Listed records:
Segment Open

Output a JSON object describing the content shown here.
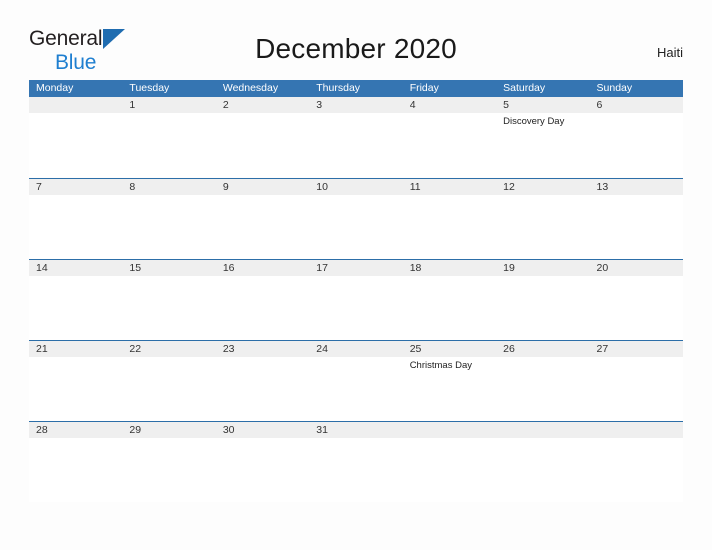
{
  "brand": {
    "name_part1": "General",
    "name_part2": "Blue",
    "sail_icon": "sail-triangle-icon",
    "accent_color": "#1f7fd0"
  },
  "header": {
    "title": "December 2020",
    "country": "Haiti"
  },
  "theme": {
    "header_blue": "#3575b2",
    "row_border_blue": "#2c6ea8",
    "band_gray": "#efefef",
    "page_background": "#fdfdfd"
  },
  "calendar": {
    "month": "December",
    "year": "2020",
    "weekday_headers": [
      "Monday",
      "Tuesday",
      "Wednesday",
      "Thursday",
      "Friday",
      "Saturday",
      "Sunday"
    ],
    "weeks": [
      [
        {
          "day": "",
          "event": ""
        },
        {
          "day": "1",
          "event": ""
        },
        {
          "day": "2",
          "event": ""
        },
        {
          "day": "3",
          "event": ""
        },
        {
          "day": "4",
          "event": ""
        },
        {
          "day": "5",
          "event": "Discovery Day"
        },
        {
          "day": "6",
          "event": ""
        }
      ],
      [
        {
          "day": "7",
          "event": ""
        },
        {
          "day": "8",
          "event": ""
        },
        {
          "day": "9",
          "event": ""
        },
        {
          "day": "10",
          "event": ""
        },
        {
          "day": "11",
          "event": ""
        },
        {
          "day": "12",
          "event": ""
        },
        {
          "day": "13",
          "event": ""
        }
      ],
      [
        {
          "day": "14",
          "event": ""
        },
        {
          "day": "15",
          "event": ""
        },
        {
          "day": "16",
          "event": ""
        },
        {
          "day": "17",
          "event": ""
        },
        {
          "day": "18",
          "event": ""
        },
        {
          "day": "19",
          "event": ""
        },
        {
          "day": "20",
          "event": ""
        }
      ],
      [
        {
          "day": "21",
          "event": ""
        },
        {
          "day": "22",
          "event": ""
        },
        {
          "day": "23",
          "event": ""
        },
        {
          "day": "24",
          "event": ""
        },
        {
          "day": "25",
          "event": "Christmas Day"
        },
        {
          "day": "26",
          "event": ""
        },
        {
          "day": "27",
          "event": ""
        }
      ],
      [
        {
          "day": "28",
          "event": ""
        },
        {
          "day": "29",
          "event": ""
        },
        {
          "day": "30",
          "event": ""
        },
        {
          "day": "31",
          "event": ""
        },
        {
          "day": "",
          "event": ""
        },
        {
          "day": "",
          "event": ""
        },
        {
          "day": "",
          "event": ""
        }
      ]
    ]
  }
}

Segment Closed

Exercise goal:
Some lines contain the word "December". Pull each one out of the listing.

Solution for this problem:
    "title": "December 2020",
    "month": "December",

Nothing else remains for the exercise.